● EXERCISE
Set down every record exactly as it appears.

● WORKING DATA

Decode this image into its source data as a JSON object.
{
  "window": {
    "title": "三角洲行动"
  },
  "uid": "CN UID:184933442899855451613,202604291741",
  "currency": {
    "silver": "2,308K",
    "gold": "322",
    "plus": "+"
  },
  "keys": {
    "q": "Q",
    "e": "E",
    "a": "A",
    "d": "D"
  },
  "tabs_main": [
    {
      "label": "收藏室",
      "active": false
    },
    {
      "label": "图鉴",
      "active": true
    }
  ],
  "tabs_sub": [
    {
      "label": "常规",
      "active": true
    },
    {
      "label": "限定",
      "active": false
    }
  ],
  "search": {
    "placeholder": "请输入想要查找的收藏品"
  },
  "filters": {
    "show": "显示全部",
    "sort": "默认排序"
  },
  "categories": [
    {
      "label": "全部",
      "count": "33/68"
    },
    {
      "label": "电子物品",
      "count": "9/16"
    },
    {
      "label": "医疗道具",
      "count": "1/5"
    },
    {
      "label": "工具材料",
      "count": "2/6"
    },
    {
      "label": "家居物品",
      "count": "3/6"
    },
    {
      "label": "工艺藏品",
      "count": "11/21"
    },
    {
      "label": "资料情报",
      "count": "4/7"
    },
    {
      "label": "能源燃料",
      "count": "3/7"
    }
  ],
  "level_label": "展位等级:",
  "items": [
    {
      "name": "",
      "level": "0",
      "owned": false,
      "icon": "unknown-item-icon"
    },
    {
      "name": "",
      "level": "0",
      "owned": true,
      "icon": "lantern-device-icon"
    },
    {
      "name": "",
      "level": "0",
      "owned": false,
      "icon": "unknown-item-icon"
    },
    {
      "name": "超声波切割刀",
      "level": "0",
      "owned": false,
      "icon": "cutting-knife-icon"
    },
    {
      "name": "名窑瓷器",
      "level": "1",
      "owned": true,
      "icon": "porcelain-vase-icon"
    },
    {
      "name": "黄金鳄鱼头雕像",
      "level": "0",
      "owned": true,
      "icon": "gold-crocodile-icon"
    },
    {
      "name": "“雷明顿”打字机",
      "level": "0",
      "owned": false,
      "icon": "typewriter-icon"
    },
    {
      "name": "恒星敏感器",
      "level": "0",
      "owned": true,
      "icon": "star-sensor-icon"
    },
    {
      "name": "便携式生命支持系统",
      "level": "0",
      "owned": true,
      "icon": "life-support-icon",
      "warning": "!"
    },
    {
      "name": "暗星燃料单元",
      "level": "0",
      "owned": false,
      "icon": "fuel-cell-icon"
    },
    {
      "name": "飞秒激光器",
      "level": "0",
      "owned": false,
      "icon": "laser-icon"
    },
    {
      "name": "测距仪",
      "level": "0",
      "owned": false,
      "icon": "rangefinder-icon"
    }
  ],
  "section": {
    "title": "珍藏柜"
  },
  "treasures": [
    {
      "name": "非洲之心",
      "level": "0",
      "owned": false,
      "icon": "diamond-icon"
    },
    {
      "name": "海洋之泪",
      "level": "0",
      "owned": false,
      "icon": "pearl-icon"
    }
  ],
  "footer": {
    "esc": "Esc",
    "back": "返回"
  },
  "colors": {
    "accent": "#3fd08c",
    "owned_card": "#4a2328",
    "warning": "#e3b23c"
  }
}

● ANSWER FOR THE TASK
Decode this image into its source data as a JSON object.
{
  "window": {
    "title": "三角洲行动"
  },
  "uid": "CN UID:184933442899855451613,202604291741",
  "currency": {
    "silver": "2,308K",
    "gold": "322",
    "plus": "+"
  },
  "keys": {
    "q": "Q",
    "e": "E",
    "a": "A",
    "d": "D"
  },
  "tabs_main": [
    {
      "label": "收藏室",
      "active": false
    },
    {
      "label": "图鉴",
      "active": true
    }
  ],
  "tabs_sub": [
    {
      "label": "常规",
      "active": true
    },
    {
      "label": "限定",
      "active": false
    }
  ],
  "search": {
    "placeholder": "请输入想要查找的收藏品"
  },
  "filters": {
    "show": "显示全部",
    "sort": "默认排序"
  },
  "categories": [
    {
      "label": "全部",
      "count": "33/68"
    },
    {
      "label": "电子物品",
      "count": "9/16"
    },
    {
      "label": "医疗道具",
      "count": "1/5"
    },
    {
      "label": "工具材料",
      "count": "2/6"
    },
    {
      "label": "家居物品",
      "count": "3/6"
    },
    {
      "label": "工艺藏品",
      "count": "11/21"
    },
    {
      "label": "资料情报",
      "count": "4/7"
    },
    {
      "label": "能源燃料",
      "count": "3/7"
    }
  ],
  "level_label": "展位等级:",
  "items": [
    {
      "name": "",
      "level": "0",
      "owned": false,
      "icon": "unknown-item-icon"
    },
    {
      "name": "",
      "level": "0",
      "owned": true,
      "icon": "lantern-device-icon"
    },
    {
      "name": "",
      "level": "0",
      "owned": false,
      "icon": "unknown-item-icon"
    },
    {
      "name": "超声波切割刀",
      "level": "0",
      "owned": false,
      "icon": "cutting-knife-icon"
    },
    {
      "name": "名窑瓷器",
      "level": "1",
      "owned": true,
      "icon": "porcelain-vase-icon"
    },
    {
      "name": "黄金鳄鱼头雕像",
      "level": "0",
      "owned": true,
      "icon": "gold-crocodile-icon"
    },
    {
      "name": "“雷明顿”打字机",
      "level": "0",
      "owned": false,
      "icon": "typewriter-icon"
    },
    {
      "name": "恒星敏感器",
      "level": "0",
      "owned": true,
      "icon": "star-sensor-icon"
    },
    {
      "name": "便携式生命支持系统",
      "level": "0",
      "owned": true,
      "icon": "life-support-icon",
      "warning": "!"
    },
    {
      "name": "暗星燃料单元",
      "level": "0",
      "owned": false,
      "icon": "fuel-cell-icon"
    },
    {
      "name": "飞秒激光器",
      "level": "0",
      "owned": false,
      "icon": "laser-icon"
    },
    {
      "name": "测距仪",
      "level": "0",
      "owned": false,
      "icon": "rangefinder-icon"
    }
  ],
  "section": {
    "title": "珍藏柜"
  },
  "treasures": [
    {
      "name": "非洲之心",
      "level": "0",
      "owned": false,
      "icon": "diamond-icon"
    },
    {
      "name": "海洋之泪",
      "level": "0",
      "owned": false,
      "icon": "pearl-icon"
    }
  ],
  "footer": {
    "esc": "Esc",
    "back": "返回"
  },
  "colors": {
    "accent": "#3fd08c",
    "owned_card": "#4a2328",
    "warning": "#e3b23c"
  }
}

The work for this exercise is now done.